##### Records supplied

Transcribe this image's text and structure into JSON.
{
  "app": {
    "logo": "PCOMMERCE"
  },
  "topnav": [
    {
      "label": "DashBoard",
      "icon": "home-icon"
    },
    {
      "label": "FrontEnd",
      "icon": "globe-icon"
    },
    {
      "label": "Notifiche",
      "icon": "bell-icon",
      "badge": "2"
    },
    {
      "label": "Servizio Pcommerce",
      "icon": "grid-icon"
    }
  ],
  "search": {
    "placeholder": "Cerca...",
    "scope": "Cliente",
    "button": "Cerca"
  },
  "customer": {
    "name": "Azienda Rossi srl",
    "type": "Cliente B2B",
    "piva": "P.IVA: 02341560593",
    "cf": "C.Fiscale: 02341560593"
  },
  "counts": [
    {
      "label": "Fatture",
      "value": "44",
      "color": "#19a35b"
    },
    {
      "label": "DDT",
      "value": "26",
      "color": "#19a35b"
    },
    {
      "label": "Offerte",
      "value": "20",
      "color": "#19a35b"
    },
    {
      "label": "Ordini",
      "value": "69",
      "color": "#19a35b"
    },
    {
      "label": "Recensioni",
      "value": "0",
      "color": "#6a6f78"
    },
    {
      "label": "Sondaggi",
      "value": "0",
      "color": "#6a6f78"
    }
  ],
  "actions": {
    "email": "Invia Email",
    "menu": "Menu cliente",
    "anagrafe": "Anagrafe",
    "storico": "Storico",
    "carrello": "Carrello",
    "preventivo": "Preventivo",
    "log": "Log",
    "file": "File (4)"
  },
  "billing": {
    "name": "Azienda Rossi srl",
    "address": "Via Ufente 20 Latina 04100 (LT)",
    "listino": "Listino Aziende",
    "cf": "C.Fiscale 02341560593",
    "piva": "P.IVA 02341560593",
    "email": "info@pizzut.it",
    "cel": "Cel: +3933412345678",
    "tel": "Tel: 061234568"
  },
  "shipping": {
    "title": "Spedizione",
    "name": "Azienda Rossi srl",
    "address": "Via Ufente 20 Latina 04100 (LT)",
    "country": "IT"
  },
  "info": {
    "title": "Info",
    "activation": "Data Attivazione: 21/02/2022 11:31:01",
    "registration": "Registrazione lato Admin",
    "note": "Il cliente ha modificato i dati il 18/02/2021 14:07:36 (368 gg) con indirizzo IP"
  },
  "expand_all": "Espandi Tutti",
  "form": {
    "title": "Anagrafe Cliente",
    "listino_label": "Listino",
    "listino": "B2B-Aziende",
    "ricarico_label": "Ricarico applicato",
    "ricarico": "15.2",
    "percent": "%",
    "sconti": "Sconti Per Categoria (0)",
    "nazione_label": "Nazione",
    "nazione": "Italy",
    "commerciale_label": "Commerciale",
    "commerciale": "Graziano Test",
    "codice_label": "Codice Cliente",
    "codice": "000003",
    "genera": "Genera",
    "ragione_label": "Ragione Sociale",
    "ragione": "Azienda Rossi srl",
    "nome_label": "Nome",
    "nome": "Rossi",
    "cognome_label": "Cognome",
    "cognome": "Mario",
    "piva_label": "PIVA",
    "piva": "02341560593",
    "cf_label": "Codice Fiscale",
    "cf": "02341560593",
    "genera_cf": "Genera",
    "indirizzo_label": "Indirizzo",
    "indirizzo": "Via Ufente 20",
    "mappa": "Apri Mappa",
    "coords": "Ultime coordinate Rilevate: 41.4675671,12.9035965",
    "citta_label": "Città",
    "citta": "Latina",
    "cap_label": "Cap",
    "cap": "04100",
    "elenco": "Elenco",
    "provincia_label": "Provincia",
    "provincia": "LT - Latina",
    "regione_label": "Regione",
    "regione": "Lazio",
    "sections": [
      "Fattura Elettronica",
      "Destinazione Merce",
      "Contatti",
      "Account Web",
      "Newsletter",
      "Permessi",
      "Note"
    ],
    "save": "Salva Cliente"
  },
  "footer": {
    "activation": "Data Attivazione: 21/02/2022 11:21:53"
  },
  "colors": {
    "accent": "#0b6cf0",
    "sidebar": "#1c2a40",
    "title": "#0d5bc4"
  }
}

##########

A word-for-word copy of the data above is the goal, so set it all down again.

Transcribe this image's text and structure into JSON.
{
  "app": {
    "logo": "PCOMMERCE"
  },
  "topnav": [
    {
      "label": "DashBoard",
      "icon": "home-icon"
    },
    {
      "label": "FrontEnd",
      "icon": "globe-icon"
    },
    {
      "label": "Notifiche",
      "icon": "bell-icon",
      "badge": "2"
    },
    {
      "label": "Servizio Pcommerce",
      "icon": "grid-icon"
    }
  ],
  "search": {
    "placeholder": "Cerca...",
    "scope": "Cliente",
    "button": "Cerca"
  },
  "customer": {
    "name": "Azienda Rossi srl",
    "type": "Cliente B2B",
    "piva": "P.IVA: 02341560593",
    "cf": "C.Fiscale: 02341560593"
  },
  "counts": [
    {
      "label": "Fatture",
      "value": "44",
      "color": "#19a35b"
    },
    {
      "label": "DDT",
      "value": "26",
      "color": "#19a35b"
    },
    {
      "label": "Offerte",
      "value": "20",
      "color": "#19a35b"
    },
    {
      "label": "Ordini",
      "value": "69",
      "color": "#19a35b"
    },
    {
      "label": "Recensioni",
      "value": "0",
      "color": "#6a6f78"
    },
    {
      "label": "Sondaggi",
      "value": "0",
      "color": "#6a6f78"
    }
  ],
  "actions": {
    "email": "Invia Email",
    "menu": "Menu cliente",
    "anagrafe": "Anagrafe",
    "storico": "Storico",
    "carrello": "Carrello",
    "preventivo": "Preventivo",
    "log": "Log",
    "file": "File (4)"
  },
  "billing": {
    "name": "Azienda Rossi srl",
    "address": "Via Ufente 20 Latina 04100 (LT)",
    "listino": "Listino Aziende",
    "cf": "C.Fiscale 02341560593",
    "piva": "P.IVA 02341560593",
    "email": "info@pizzut.it",
    "cel": "Cel: +3933412345678",
    "tel": "Tel: 061234568"
  },
  "shipping": {
    "title": "Spedizione",
    "name": "Azienda Rossi srl",
    "address": "Via Ufente 20 Latina 04100 (LT)",
    "country": "IT"
  },
  "info": {
    "title": "Info",
    "activation": "Data Attivazione: 21/02/2022 11:31:01",
    "registration": "Registrazione lato Admin",
    "note": "Il cliente ha modificato i dati il 18/02/2021 14:07:36 (368 gg) con indirizzo IP"
  },
  "expand_all": "Espandi Tutti",
  "form": {
    "title": "Anagrafe Cliente",
    "listino_label": "Listino",
    "listino": "B2B-Aziende",
    "ricarico_label": "Ricarico applicato",
    "ricarico": "15.2",
    "percent": "%",
    "sconti": "Sconti Per Categoria (0)",
    "nazione_label": "Nazione",
    "nazione": "Italy",
    "commerciale_label": "Commerciale",
    "commerciale": "Graziano Test",
    "codice_label": "Codice Cliente",
    "codice": "000003",
    "genera": "Genera",
    "ragione_label": "Ragione Sociale",
    "ragione": "Azienda Rossi srl",
    "nome_label": "Nome",
    "nome": "Rossi",
    "cognome_label": "Cognome",
    "cognome": "Mario",
    "piva_label": "PIVA",
    "piva": "02341560593",
    "cf_label": "Codice Fiscale",
    "cf": "02341560593",
    "genera_cf": "Genera",
    "indirizzo_label": "Indirizzo",
    "indirizzo": "Via Ufente 20",
    "mappa": "Apri Mappa",
    "coords": "Ultime coordinate Rilevate: 41.4675671,12.9035965",
    "citta_label": "Città",
    "citta": "Latina",
    "cap_label": "Cap",
    "cap": "04100",
    "elenco": "Elenco",
    "provincia_label": "Provincia",
    "provincia": "LT - Latina",
    "regione_label": "Regione",
    "regione": "Lazio",
    "sections": [
      "Fattura Elettronica",
      "Destinazione Merce",
      "Contatti",
      "Account Web",
      "Newsletter",
      "Permessi",
      "Note"
    ],
    "save": "Salva Cliente"
  },
  "footer": {
    "activation": "Data Attivazione: 21/02/2022 11:21:53"
  },
  "colors": {
    "accent": "#0b6cf0",
    "sidebar": "#1c2a40",
    "title": "#0d5bc4"
  }
}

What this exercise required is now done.